Activity: Your task is to repeat the entries underneath exactly, minus the pictures.

[Web page and app entries]
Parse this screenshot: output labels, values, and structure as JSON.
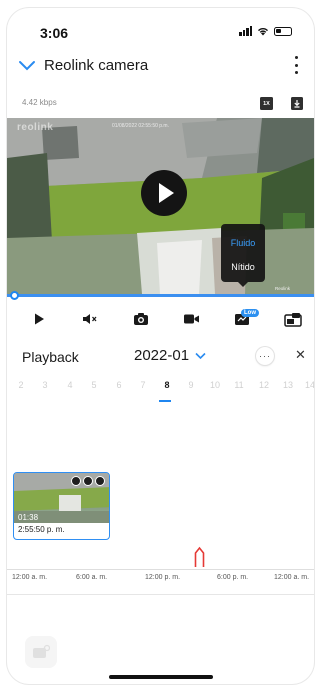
{
  "status_bar": {
    "time": "3:06"
  },
  "header": {
    "title": "Reolink camera",
    "bitrate": "4.42 kbps",
    "speed_label": "1X"
  },
  "video": {
    "watermark": "reolink",
    "osd_timestamp": "01/08/2022 02:55:50 p.m.",
    "osd_camera_name": "Reolink",
    "quality_options": [
      "Fluido",
      "Nítido"
    ],
    "quality_selected": "Fluido",
    "progress": 0.01
  },
  "toolbar": {
    "quality_badge": "Low"
  },
  "playback": {
    "label": "Playback",
    "month": "2022-01",
    "days": [
      "2",
      "3",
      "4",
      "5",
      "6",
      "7",
      "8",
      "9",
      "10",
      "11",
      "12",
      "13",
      "14"
    ],
    "active_day": "8"
  },
  "clip": {
    "duration": "01:38",
    "time": "2:55:50 p. m."
  },
  "timeline": {
    "labels": [
      "12:00 a. m.",
      "6:00 a. m.",
      "12:00 p. m.",
      "6:00 p. m.",
      "12:00 a. m."
    ]
  },
  "colors": {
    "accent": "#1f86f0",
    "recording": "#e53935"
  }
}
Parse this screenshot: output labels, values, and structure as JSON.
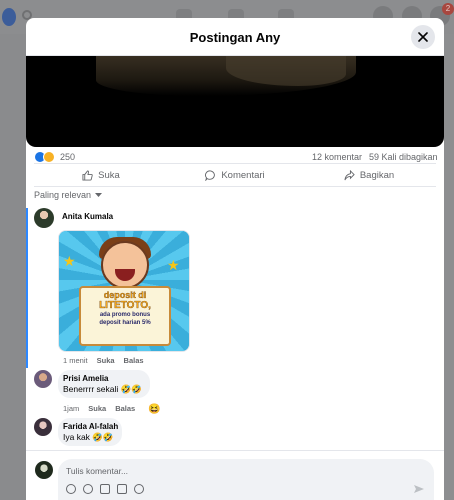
{
  "modal": {
    "title": "Postingan Any"
  },
  "stats": {
    "reaction_count": "250",
    "comments": "12 komentar",
    "shares": "59 Kali dibagikan"
  },
  "actions": {
    "like": "Suka",
    "comment": "Komentari",
    "share": "Bagikan"
  },
  "sort_label": "Paling relevan",
  "comments": [
    {
      "name": "Anita Kumala",
      "time": "1 menit",
      "like": "Suka",
      "reply": "Balas",
      "promo": {
        "line1": "deposit di",
        "line2": "LITETOTO,",
        "line3": "ada promo bonus",
        "line4": "deposit harian 5%"
      }
    },
    {
      "name": "Prisi Amelia",
      "text": "Benerrrr sekali 🤣🤣",
      "time": "1jam",
      "like": "Suka",
      "reply": "Balas",
      "reaction": "😆"
    },
    {
      "name": "Farida Al-falah",
      "text": "Iya kak 🤣🤣"
    }
  ],
  "composer": {
    "placeholder": "Tulis komentar..."
  },
  "background": {
    "notification_badge": "2"
  },
  "colors": {
    "accent": "#1b74e4",
    "thread_line": "#2d88ff"
  }
}
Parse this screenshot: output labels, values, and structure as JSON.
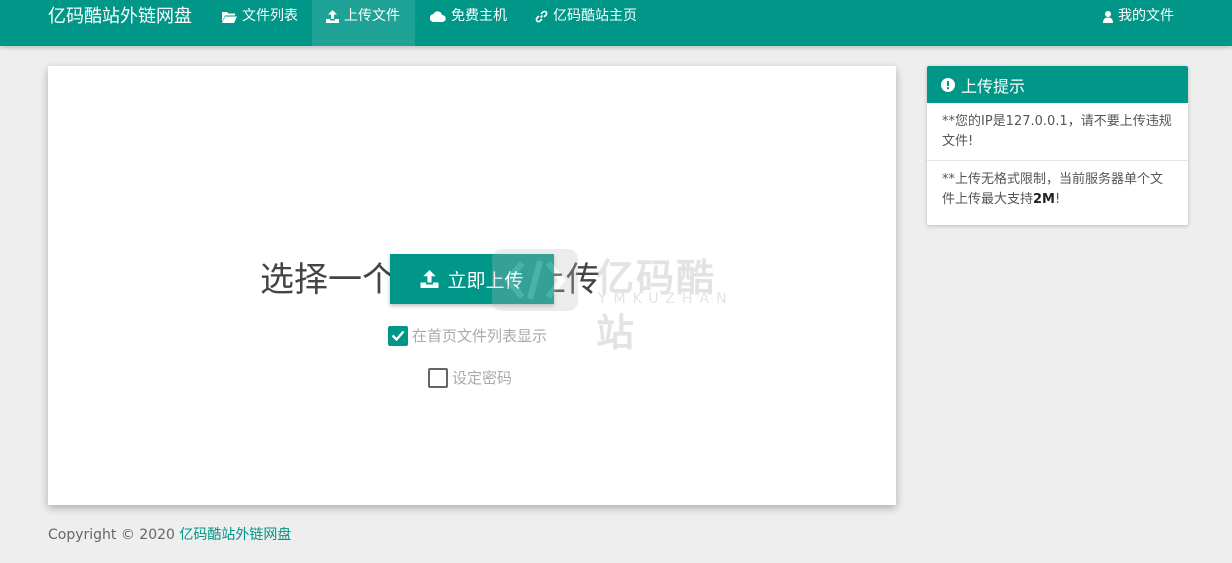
{
  "nav": {
    "brand": "亿码酷站外链网盘",
    "items": [
      {
        "label": "文件列表",
        "icon": "folder-open-icon"
      },
      {
        "label": "上传文件",
        "icon": "upload-icon",
        "active": true
      },
      {
        "label": "免费主机",
        "icon": "cloud-icon"
      },
      {
        "label": "亿码酷站主页",
        "icon": "link-icon"
      }
    ],
    "right_item": {
      "label": "我的文件",
      "icon": "user-icon"
    }
  },
  "upload": {
    "title": "选择一个文件开始上传",
    "button_label": "立即上传",
    "show_on_homepage_label": "在首页文件列表显示",
    "show_on_homepage_checked": true,
    "set_password_label": "设定密码",
    "set_password_checked": false
  },
  "watermark": {
    "text": "亿码酷站",
    "subtext": "YMKUZHAN"
  },
  "tips": {
    "title": "上传提示",
    "item1": "**您的IP是127.0.0.1，请不要上传违规文件!",
    "item2_prefix": "**上传无格式限制，当前服务器单个文件上传最大支持",
    "item2_bold": "2M",
    "item2_suffix": "!"
  },
  "footer": {
    "copyright": "Copyright © 2020 ",
    "link": "亿码酷站外链网盘"
  },
  "colors": {
    "primary": "#009688",
    "background": "#eeeeee"
  }
}
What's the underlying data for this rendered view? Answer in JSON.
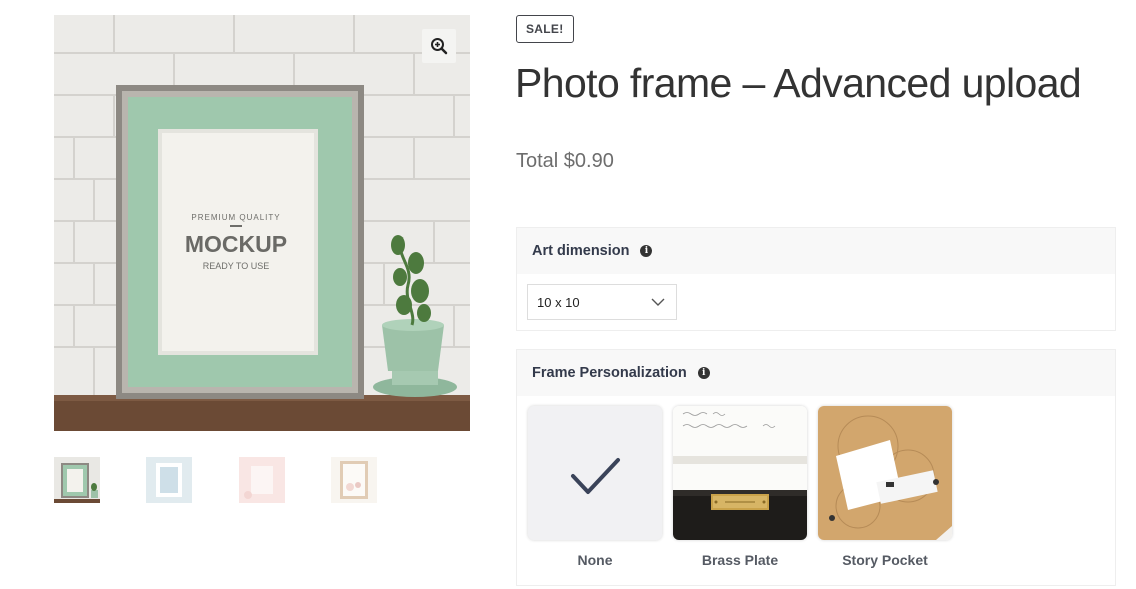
{
  "product": {
    "sale_badge": "SALE!",
    "title": "Photo frame – Advanced upload",
    "total": "Total $0.90"
  },
  "gallery": {
    "mockup_line1": "PREMIUM QUALITY",
    "mockup_line2": "MOCKUP",
    "mockup_line3": "READY TO USE",
    "thumbnails": [
      "thumbnail-1",
      "thumbnail-2",
      "thumbnail-3",
      "thumbnail-4"
    ]
  },
  "options": {
    "art_dimension": {
      "label": "Art dimension",
      "selected": "10 x 10"
    },
    "frame_personalization": {
      "label": "Frame Personalization",
      "choices": [
        {
          "label": "None",
          "selected": true
        },
        {
          "label": "Brass Plate",
          "selected": false
        },
        {
          "label": "Story Pocket",
          "selected": false
        }
      ]
    }
  },
  "colors": {
    "mat_green": "#9fc8ad",
    "selected_check": "#3a4359",
    "brass": "#c9a24a"
  },
  "icons": {
    "zoom": "magnifier-plus-icon",
    "info": "info-icon",
    "dropdown": "chevron-down-icon",
    "check": "check-icon"
  }
}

Exercise solution:
Parse this screenshot: output labels, values, and structure as JSON.
{
  "status_bar": {
    "time": "3:06"
  },
  "header": {
    "title": "Reolink camera",
    "bitrate": "4.42 kbps",
    "speed_label": "1X"
  },
  "video": {
    "watermark": "reolink",
    "osd_timestamp": "01/08/2022 02:55:50 p.m.",
    "osd_camera_name": "Reolink",
    "quality_options": [
      "Fluido",
      "Nítido"
    ],
    "quality_selected": "Fluido",
    "progress": 0.01
  },
  "toolbar": {
    "quality_badge": "Low"
  },
  "playback": {
    "label": "Playback",
    "month": "2022-01",
    "days": [
      "2",
      "3",
      "4",
      "5",
      "6",
      "7",
      "8",
      "9",
      "10",
      "11",
      "12",
      "13",
      "14"
    ],
    "active_day": "8"
  },
  "clip": {
    "duration": "01:38",
    "time": "2:55:50 p. m."
  },
  "timeline": {
    "labels": [
      "12:00 a. m.",
      "6:00 a. m.",
      "12:00 p. m.",
      "6:00 p. m.",
      "12:00 a. m."
    ]
  },
  "colors": {
    "accent": "#1f86f0",
    "recording": "#e53935"
  }
}
Parse this screenshot: output labels, values, and structure as JSON.
{
  "modal": {
    "title": "Postingan Any"
  },
  "stats": {
    "reaction_count": "250",
    "comments": "12 komentar",
    "shares": "59 Kali dibagikan"
  },
  "actions": {
    "like": "Suka",
    "comment": "Komentari",
    "share": "Bagikan"
  },
  "sort_label": "Paling relevan",
  "comments": [
    {
      "name": "Anita Kumala",
      "time": "1 menit",
      "like": "Suka",
      "reply": "Balas",
      "promo": {
        "line1": "deposit di",
        "line2": "LITETOTO,",
        "line3": "ada promo bonus",
        "line4": "deposit harian 5%"
      }
    },
    {
      "name": "Prisi Amelia",
      "text": "Benerrrr sekali 🤣🤣",
      "time": "1jam",
      "like": "Suka",
      "reply": "Balas",
      "reaction": "😆"
    },
    {
      "name": "Farida Al-falah",
      "text": "Iya kak 🤣🤣"
    }
  ],
  "composer": {
    "placeholder": "Tulis komentar..."
  },
  "background": {
    "notification_badge": "2"
  },
  "colors": {
    "accent": "#1b74e4",
    "thread_line": "#2d88ff"
  }
}
Parse this screenshot: output labels, values, and structure as JSON.
{
  "nav": {
    "brand": "亿码酷站外链网盘",
    "items": [
      {
        "label": "文件列表",
        "icon": "folder-open-icon"
      },
      {
        "label": "上传文件",
        "icon": "upload-icon",
        "active": true
      },
      {
        "label": "免费主机",
        "icon": "cloud-icon"
      },
      {
        "label": "亿码酷站主页",
        "icon": "link-icon"
      }
    ],
    "right_item": {
      "label": "我的文件",
      "icon": "user-icon"
    }
  },
  "upload": {
    "title": "选择一个文件开始上传",
    "button_label": "立即上传",
    "show_on_homepage_label": "在首页文件列表显示",
    "show_on_homepage_checked": true,
    "set_password_label": "设定密码",
    "set_password_checked": false
  },
  "watermark": {
    "text": "亿码酷站",
    "subtext": "YMKUZHAN"
  },
  "tips": {
    "title": "上传提示",
    "item1": "**您的IP是127.0.0.1，请不要上传违规文件!",
    "item2_prefix": "**上传无格式限制，当前服务器单个文件上传最大支持",
    "item2_bold": "2M",
    "item2_suffix": "!"
  },
  "footer": {
    "copyright": "Copyright © 2020 ",
    "link": "亿码酷站外链网盘"
  },
  "colors": {
    "primary": "#009688",
    "background": "#eeeeee"
  }
}
What's the underlying data for this rendered view? Answer in JSON.
{
  "product": {
    "sale_badge": "SALE!",
    "title": "Photo frame – Advanced upload",
    "total": "Total $0.90"
  },
  "gallery": {
    "mockup_line1": "PREMIUM QUALITY",
    "mockup_line2": "MOCKUP",
    "mockup_line3": "READY TO USE",
    "thumbnails": [
      "thumbnail-1",
      "thumbnail-2",
      "thumbnail-3",
      "thumbnail-4"
    ]
  },
  "options": {
    "art_dimension": {
      "label": "Art dimension",
      "selected": "10 x 10"
    },
    "frame_personalization": {
      "label": "Frame Personalization",
      "choices": [
        {
          "label": "None",
          "selected": true
        },
        {
          "label": "Brass Plate",
          "selected": false
        },
        {
          "label": "Story Pocket",
          "selected": false
        }
      ]
    }
  },
  "colors": {
    "mat_green": "#9fc8ad",
    "selected_check": "#3a4359",
    "brass": "#c9a24a"
  },
  "icons": {
    "zoom": "magnifier-plus-icon",
    "info": "info-icon",
    "dropdown": "chevron-down-icon",
    "check": "check-icon"
  }
}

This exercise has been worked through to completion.